For many bariatric patients the thought of going out to eat after surgery is intimidating and frightening. Thoughts of  “I can’t eat anything on here”, “nothing on the menu is healthy” or “what if the way this is prepared makes me get sick” are all common concerns. Going out to dinner does not have to be something you dread, there just has to be a change in your mindset. Many day-to-day events and social activities revolve around going out to eat, so if it’s occasionally a part of your lifestyle that’s okay. We are going to help ease any anxiety that dining out brings by covering a few simple tips and tricks.

According to registered dietitian, Megan Moran, in her article “Dining Out Made Simple“, if you are specific with ordering, creative with portion sizes, and smart about your restaurant choice “you can regain the joy of dining out by following” these three painless tips.

Keep Things Specific and Simple
The first step is sticking to foods that you have tolerated post weight loss surgery. It is best to avoid trying new foods as “your favorite pre-weight loss surgery meals may no longer be tolerated, and you may not even like them [because your] tastes may have changed following surgery.” Now let’s think simplicity, your primary focus should be on a moist and soft protein that will be easy to digest. Good protein options include but are not limited to: boneless baked fish, dark chicken meat, beans, tofu-based dishes, and meats in soups. Here is Megan’s example of a properly ordered meal, “may I have a moist piece of fish: baked, not fried, and a side of steamed cauliflower with no added oils, butter, sugar, or salt.” While being specific may be intimidating, it is important to know exactly what you are eating. Most restaurants will accommodate your request and best of all, if they do fulfill your order you can frequent that restaurant knowing they adhere to your dietary needs.

Know Your Portion Size
With restaurant portion sizes continuing to increase in size, controlling and knowing the correct portion size for each food group is very important. The Bariatric Center of Kansas City’s registered dietitian, Annie Epp, says that “building the perfect plate at a restaurant would include 15-20g of protein equaling about 3oz (or a deck of cards), 1/3 cup of non-starchy vegetables, and no more than 1/3 cup of carbohydrates.” In order to achieve this “perfect plate” you can request a half portion of your meal for a reduced rate and if the restaurant seems hesitant offer to show them your special menu request cards and see if they will accommodate after that. If they choose not to grant your request, you could ask to be served half of the meal and have the remaining half boxed up. An additional option would be to share your meal with someone in your dinner party. No matter what option you choose, just focus on the correct portion size so you do not overeat.

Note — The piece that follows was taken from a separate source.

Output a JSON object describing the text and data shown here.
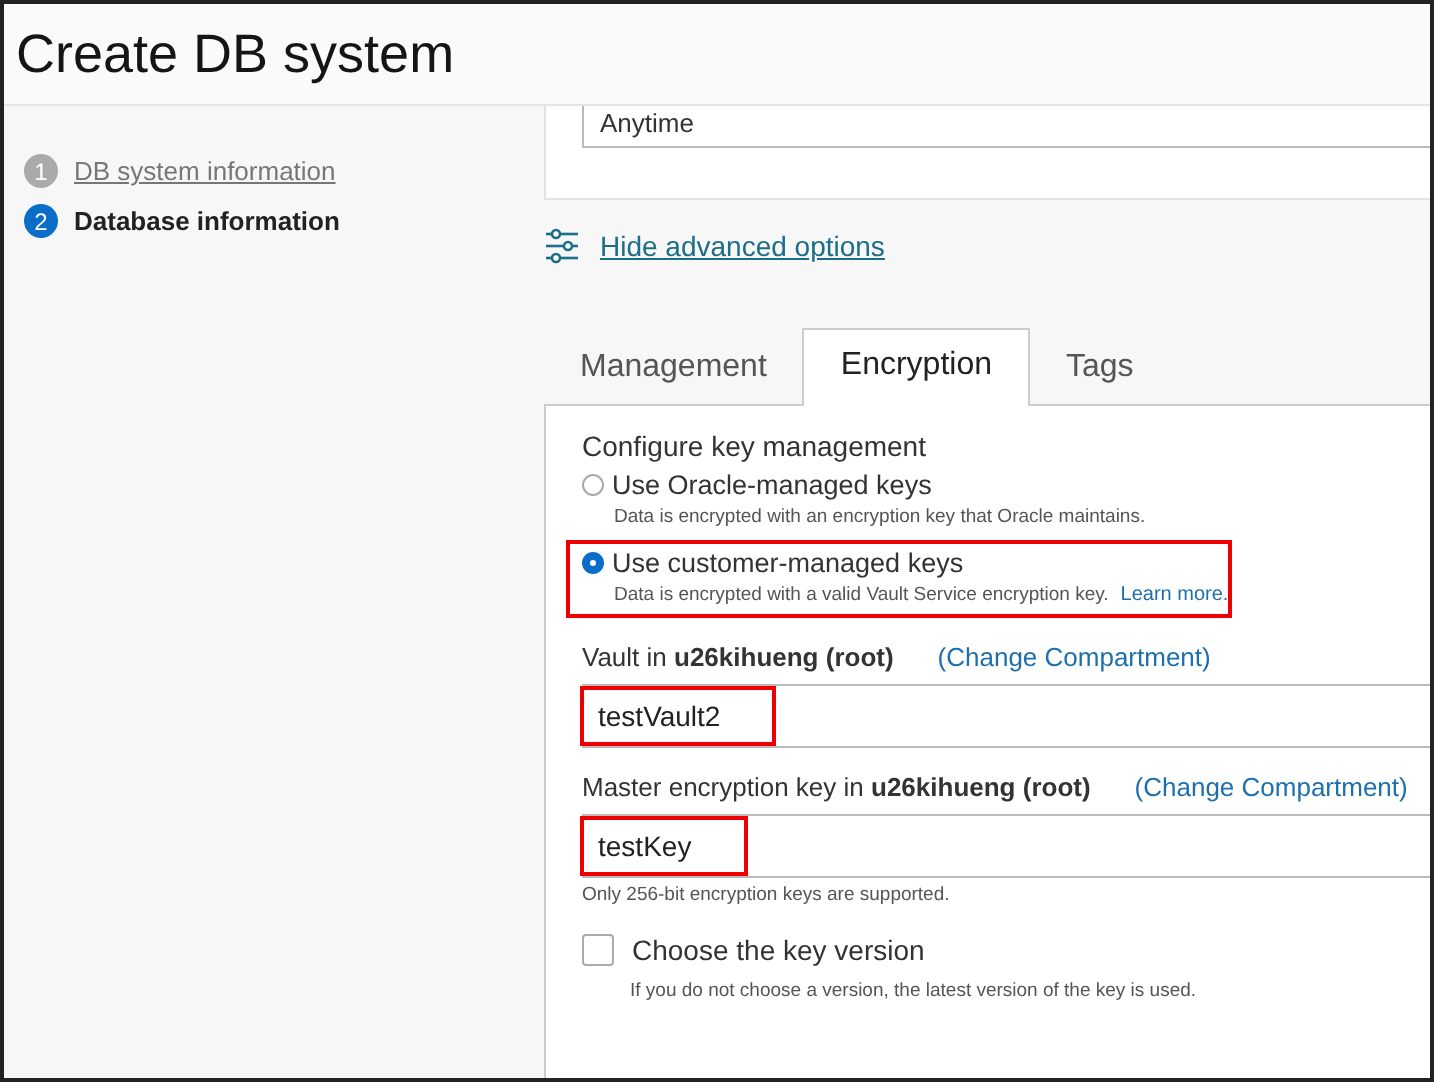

Choose a Quality Restaurant
While some fast food restaurants may have smart choices and accommodate to your dietary needs, the best option is to select a restaurant that offers good quality food. Once you select a restaurant, it may ease some of that menu anxiety if you call ahead and ask if they will cater to your needs. In fact, Rick Sampson, President and CEO of New York State Restaurant Association, “encourages people to request smaller entrees or portions and emphasizes that customers should not feel obligated to explain why they need this request. Restaurants cater to individuals with other medical needs, such as heart disease and diabetes, so requesting needs in food preparation for weight loss surgery should be no different.”

Overall, by focusing on a simple protein-centric meal, understanding the proper portion size, and choosing an accommodating restaurant, dining out will become an enjoyable experience again. To summarize, our registered dietitian, Annie, lists a few basic tips surrounding the post weight loss surgery dining out experience.

  •  Focus on 15-20g of protein per meal (3oz = deck of cards)
  • Eat 1/3 cup non-starchy vegetables with 2 of your 3 daily meals
    • Green beans, asparagus, broccoli, cauliflower, brussels sprouts, etc.
  • No more than 1/3 cup carbohydrate with 2 of your 3 daily meals
  • Ask for salad dressing or sauce on the side
  • Expect to need a to-go box
  • Order foods that keep well since you will likely be taking it home (example: chili)
  • Do not be afraid to ask for what you want or tolerate even if you do not see it on the menu- most restaurants are happy to accommodate you.
  • Enjoy the experience and company of dining out and don’t just focus on the food


Moran, M. (2007). “Dining Out Made Simple.” Available at:,pcontent/cmsID,11385/ [Accessed 13 Sep. 2018]